* [What the task requires] Lines containing the word "title" are the ones to copy from the records below.
*** Supplied data
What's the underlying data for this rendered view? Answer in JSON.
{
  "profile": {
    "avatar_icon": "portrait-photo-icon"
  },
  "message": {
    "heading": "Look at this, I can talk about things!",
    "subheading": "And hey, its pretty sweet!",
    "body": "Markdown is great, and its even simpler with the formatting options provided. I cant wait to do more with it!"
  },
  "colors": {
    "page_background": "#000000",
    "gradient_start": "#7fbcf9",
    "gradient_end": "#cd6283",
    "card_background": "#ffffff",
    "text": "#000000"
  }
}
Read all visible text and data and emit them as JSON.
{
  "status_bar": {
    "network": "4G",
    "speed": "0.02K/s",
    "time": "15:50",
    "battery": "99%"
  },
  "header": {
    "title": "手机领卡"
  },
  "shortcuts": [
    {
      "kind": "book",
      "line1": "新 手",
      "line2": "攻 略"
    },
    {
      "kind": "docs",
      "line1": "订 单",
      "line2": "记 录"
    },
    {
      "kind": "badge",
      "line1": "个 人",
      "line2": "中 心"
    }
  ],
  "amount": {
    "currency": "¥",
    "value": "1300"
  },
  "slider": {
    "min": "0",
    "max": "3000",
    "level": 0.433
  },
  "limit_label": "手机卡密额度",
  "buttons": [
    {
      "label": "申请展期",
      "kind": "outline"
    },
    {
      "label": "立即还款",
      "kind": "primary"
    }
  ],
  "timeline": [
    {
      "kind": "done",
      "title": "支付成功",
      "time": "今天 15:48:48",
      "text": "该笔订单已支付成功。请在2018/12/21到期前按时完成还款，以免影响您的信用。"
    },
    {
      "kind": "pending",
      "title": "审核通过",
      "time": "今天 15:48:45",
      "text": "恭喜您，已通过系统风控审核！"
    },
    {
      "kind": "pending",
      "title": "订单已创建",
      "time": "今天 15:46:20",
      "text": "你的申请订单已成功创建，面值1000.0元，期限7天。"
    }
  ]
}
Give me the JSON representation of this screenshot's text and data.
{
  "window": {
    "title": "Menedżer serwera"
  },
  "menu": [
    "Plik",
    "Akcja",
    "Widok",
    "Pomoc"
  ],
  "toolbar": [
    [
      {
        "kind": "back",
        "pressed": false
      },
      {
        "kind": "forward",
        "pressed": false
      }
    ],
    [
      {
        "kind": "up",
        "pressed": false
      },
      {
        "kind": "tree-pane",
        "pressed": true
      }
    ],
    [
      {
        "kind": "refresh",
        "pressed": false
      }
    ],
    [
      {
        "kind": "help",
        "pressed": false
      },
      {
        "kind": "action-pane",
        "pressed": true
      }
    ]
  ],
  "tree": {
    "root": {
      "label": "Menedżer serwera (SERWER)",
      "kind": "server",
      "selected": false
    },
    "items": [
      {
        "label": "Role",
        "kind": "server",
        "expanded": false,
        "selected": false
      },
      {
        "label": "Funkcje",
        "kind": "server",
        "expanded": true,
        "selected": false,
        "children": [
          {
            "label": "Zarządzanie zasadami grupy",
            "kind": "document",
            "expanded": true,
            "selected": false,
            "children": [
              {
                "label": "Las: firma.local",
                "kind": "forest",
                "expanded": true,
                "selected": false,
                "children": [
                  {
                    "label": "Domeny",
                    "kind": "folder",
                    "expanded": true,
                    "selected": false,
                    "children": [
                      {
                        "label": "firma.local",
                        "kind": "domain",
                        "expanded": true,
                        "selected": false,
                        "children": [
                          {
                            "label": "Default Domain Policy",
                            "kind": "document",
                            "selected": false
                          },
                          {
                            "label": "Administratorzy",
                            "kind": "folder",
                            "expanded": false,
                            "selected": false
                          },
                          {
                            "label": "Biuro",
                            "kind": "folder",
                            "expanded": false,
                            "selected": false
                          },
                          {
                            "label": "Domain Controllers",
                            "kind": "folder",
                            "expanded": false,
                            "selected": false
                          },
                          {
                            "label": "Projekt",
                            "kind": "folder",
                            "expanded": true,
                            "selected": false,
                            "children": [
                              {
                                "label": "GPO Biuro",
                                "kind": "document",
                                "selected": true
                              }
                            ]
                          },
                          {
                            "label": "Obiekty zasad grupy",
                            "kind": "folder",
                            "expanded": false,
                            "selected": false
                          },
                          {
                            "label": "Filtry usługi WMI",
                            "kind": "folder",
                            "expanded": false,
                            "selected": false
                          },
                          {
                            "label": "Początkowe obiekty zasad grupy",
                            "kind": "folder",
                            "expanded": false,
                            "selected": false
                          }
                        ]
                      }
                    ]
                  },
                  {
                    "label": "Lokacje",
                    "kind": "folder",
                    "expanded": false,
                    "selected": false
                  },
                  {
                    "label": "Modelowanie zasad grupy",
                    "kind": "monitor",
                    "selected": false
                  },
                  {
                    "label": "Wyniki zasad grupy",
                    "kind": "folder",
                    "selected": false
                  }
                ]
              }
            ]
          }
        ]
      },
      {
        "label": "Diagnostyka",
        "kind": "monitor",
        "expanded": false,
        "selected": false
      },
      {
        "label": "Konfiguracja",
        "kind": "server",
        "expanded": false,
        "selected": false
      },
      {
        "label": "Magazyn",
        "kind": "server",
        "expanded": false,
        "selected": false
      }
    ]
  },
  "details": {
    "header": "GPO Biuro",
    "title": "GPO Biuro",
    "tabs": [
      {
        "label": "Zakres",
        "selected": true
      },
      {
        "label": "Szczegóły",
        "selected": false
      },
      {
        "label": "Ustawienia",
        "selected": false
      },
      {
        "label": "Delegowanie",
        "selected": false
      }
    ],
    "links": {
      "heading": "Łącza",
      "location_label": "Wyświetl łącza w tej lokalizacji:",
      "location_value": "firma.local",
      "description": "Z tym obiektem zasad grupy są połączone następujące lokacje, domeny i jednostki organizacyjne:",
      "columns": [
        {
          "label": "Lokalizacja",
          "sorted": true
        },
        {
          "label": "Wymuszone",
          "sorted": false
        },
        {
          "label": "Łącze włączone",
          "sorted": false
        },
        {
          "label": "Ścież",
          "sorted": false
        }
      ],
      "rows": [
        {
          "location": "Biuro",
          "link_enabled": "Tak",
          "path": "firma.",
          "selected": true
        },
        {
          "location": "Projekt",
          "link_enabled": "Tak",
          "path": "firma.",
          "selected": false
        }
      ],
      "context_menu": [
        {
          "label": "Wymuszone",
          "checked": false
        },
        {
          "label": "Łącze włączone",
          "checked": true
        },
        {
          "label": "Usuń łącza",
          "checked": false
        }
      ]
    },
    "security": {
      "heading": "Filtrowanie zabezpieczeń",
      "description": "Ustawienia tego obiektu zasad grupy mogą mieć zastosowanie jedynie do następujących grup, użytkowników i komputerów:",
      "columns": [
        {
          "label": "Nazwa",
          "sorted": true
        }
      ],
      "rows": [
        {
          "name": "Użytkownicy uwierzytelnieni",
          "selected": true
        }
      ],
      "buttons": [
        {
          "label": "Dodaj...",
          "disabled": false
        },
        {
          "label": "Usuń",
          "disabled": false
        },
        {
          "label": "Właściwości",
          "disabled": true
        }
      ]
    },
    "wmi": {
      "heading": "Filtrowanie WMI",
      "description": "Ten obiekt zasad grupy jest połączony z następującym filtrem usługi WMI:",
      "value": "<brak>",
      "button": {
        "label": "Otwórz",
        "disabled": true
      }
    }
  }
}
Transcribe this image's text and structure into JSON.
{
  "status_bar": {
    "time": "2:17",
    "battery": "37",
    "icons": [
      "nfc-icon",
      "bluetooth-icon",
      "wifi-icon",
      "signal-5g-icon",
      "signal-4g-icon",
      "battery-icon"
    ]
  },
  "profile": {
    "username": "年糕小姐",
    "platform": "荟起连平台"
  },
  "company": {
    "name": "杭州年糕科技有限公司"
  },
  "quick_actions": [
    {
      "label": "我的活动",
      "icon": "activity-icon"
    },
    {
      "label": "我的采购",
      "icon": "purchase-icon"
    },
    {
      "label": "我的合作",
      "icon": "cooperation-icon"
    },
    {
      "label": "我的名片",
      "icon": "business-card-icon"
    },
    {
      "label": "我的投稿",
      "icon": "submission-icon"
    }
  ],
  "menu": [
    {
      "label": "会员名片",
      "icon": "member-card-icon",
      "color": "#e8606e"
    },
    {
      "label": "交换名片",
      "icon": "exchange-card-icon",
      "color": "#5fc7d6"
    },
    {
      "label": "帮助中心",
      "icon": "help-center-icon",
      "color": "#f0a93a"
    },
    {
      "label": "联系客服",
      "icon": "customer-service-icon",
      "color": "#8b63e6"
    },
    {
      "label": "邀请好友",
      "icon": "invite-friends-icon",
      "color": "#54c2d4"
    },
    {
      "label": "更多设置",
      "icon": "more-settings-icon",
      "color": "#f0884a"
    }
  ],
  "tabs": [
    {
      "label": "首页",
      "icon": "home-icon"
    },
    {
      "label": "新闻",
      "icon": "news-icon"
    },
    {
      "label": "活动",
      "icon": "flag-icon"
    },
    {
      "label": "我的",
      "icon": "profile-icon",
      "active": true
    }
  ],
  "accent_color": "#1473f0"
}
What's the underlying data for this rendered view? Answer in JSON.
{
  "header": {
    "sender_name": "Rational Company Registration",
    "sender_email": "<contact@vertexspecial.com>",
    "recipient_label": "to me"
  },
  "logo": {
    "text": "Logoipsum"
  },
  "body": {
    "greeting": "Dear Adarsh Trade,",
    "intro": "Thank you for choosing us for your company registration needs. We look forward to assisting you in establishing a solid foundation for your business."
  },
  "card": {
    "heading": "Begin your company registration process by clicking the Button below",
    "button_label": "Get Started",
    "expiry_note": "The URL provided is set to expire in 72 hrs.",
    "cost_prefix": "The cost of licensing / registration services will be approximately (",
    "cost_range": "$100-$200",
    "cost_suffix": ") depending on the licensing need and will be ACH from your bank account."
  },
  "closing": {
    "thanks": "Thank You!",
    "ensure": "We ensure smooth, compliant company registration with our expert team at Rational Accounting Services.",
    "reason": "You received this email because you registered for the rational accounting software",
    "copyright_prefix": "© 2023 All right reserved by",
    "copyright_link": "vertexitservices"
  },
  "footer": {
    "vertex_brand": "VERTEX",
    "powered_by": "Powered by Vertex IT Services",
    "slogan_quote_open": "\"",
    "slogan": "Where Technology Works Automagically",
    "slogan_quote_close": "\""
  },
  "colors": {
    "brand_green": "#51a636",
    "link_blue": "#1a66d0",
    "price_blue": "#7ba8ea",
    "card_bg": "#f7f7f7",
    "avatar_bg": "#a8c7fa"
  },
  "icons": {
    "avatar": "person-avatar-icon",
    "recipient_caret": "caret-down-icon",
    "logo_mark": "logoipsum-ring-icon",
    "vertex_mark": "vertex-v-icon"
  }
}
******
* [Task output]
    "title": "手机领卡"
      "title": "支付成功",
      "title": "审核通过",
      "title": "订单已创建",
    "title": "Menedżer serwera"
    "title": "GPO Biuro",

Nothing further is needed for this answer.